----- ENTRIES SHOWN

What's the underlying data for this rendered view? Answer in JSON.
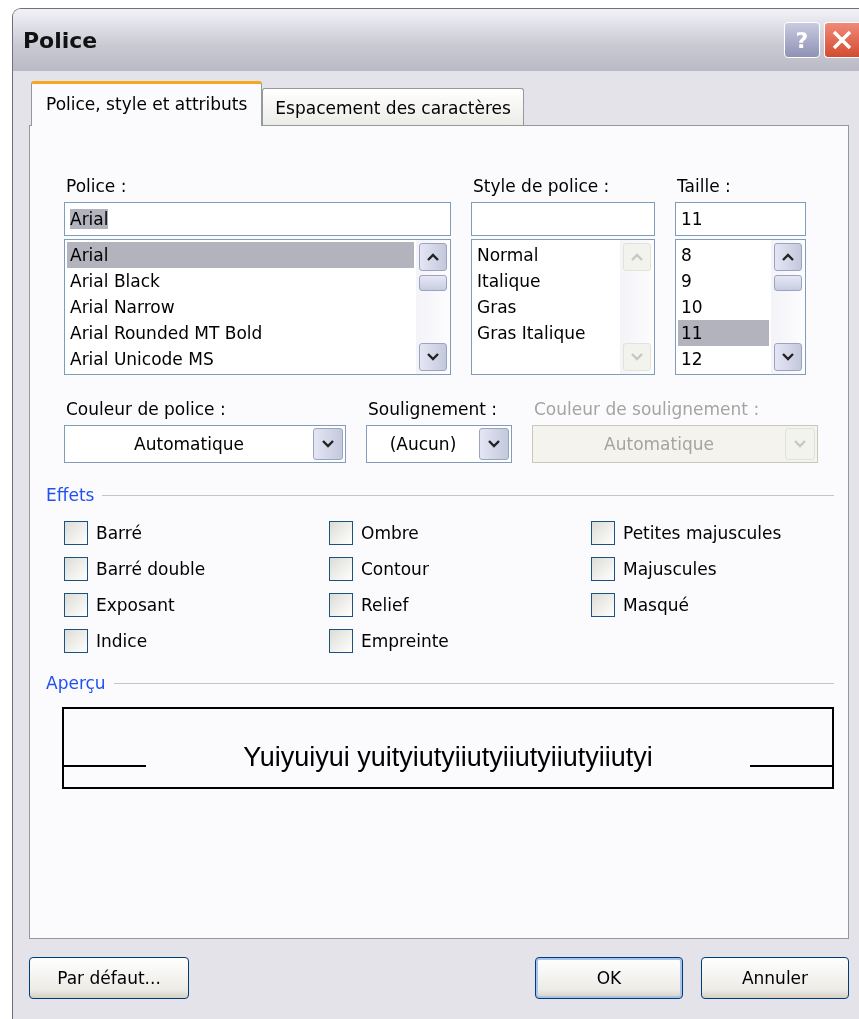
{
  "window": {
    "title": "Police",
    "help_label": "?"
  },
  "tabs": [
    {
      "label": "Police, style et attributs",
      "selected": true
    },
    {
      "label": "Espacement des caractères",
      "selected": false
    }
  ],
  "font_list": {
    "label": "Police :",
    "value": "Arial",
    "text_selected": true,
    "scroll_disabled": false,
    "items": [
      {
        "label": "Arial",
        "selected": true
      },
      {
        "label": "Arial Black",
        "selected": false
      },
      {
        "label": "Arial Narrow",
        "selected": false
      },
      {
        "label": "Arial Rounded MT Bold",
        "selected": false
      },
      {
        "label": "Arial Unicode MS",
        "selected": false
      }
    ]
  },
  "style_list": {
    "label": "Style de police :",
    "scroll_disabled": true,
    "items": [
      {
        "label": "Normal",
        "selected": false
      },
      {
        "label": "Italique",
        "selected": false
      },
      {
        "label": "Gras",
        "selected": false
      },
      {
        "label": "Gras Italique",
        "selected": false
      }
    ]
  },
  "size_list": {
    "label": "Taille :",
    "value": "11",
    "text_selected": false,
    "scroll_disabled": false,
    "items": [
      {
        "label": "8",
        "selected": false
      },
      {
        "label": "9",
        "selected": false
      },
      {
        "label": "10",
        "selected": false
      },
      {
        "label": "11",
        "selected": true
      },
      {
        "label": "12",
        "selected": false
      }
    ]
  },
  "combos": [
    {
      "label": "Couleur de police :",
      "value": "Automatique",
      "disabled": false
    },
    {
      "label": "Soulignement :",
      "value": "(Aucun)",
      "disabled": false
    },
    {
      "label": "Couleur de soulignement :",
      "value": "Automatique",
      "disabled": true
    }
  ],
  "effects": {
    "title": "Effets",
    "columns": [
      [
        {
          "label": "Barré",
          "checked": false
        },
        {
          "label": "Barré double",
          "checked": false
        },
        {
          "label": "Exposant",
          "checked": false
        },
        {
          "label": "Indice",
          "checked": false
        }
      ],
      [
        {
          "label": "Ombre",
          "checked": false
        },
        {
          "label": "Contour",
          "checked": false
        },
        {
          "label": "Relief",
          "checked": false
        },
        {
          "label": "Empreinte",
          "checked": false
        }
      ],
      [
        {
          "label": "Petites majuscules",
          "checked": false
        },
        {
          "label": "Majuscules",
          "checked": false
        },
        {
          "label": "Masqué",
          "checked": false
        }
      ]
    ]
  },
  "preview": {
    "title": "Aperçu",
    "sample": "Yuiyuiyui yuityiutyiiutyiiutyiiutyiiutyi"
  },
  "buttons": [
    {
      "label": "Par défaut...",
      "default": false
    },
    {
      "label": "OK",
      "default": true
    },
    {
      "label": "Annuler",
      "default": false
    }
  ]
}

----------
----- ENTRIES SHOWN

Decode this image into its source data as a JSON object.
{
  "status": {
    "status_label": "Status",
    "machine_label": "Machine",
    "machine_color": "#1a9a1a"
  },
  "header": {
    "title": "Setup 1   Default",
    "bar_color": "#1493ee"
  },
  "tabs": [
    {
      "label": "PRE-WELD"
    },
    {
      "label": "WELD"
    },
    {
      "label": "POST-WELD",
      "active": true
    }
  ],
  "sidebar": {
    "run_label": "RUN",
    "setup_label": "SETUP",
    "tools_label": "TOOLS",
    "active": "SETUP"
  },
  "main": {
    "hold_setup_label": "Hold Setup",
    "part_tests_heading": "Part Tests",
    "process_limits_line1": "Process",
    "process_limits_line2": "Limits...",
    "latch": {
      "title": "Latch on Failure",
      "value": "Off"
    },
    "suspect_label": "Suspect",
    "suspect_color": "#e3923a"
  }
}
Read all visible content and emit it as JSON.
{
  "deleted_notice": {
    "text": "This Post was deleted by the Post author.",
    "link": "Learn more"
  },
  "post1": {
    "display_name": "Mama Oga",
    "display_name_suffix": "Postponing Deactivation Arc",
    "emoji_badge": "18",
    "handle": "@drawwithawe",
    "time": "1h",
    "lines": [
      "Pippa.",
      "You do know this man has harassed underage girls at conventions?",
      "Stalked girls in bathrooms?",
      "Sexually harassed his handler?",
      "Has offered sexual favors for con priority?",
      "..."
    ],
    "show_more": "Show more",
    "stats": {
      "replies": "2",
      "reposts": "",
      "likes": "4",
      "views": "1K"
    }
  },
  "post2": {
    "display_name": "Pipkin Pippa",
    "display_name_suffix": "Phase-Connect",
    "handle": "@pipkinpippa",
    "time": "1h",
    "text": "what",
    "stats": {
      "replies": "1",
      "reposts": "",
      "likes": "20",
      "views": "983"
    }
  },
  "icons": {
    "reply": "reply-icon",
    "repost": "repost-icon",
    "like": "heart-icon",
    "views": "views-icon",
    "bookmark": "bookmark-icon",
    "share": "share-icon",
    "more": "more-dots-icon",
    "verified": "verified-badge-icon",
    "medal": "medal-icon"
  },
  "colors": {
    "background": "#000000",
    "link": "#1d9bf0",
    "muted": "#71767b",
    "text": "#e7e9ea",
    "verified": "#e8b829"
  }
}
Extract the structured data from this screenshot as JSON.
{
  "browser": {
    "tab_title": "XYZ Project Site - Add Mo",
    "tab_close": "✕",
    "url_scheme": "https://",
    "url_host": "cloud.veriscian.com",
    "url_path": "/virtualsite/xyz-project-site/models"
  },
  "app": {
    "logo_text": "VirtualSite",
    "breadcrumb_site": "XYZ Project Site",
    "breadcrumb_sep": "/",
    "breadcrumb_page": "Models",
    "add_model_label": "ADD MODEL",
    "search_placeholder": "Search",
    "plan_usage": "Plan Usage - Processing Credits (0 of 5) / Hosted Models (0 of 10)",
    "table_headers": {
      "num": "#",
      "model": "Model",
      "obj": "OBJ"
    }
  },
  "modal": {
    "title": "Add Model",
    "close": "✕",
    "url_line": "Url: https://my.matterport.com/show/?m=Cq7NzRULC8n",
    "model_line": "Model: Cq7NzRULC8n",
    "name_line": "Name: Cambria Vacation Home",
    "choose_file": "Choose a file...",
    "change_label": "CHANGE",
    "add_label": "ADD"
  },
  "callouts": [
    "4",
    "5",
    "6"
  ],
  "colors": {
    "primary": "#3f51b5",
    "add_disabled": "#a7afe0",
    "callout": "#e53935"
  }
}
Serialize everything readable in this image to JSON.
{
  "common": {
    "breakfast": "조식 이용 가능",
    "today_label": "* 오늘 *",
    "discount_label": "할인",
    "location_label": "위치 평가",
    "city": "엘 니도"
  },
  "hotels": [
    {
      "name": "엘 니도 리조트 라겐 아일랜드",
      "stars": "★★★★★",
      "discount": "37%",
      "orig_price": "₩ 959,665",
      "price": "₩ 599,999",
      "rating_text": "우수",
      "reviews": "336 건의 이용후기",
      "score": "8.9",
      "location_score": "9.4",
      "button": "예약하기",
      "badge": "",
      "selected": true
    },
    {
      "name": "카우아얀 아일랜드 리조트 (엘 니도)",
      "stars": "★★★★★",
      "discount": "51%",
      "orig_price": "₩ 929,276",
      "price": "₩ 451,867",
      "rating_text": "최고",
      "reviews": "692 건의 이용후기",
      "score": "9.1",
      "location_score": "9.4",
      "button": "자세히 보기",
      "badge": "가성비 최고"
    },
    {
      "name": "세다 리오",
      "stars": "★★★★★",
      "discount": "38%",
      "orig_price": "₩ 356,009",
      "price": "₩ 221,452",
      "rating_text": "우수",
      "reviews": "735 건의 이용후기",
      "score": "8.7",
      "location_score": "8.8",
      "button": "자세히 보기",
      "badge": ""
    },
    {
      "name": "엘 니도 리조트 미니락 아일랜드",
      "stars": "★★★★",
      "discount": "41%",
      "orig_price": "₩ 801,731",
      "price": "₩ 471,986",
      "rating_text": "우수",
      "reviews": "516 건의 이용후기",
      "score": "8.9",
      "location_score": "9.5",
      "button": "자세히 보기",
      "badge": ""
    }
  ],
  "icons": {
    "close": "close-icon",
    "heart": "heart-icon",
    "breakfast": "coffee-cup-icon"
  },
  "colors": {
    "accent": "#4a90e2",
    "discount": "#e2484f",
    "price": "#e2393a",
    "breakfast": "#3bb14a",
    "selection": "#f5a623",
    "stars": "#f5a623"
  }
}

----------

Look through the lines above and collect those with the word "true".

→ ANSWER SPACE
      "selected": true
    "text_selected": true,
        "selected": true
    "scroll_disabled": true,
        "selected": true
      "disabled": true
      "default": true
      "active": true
      "selected": true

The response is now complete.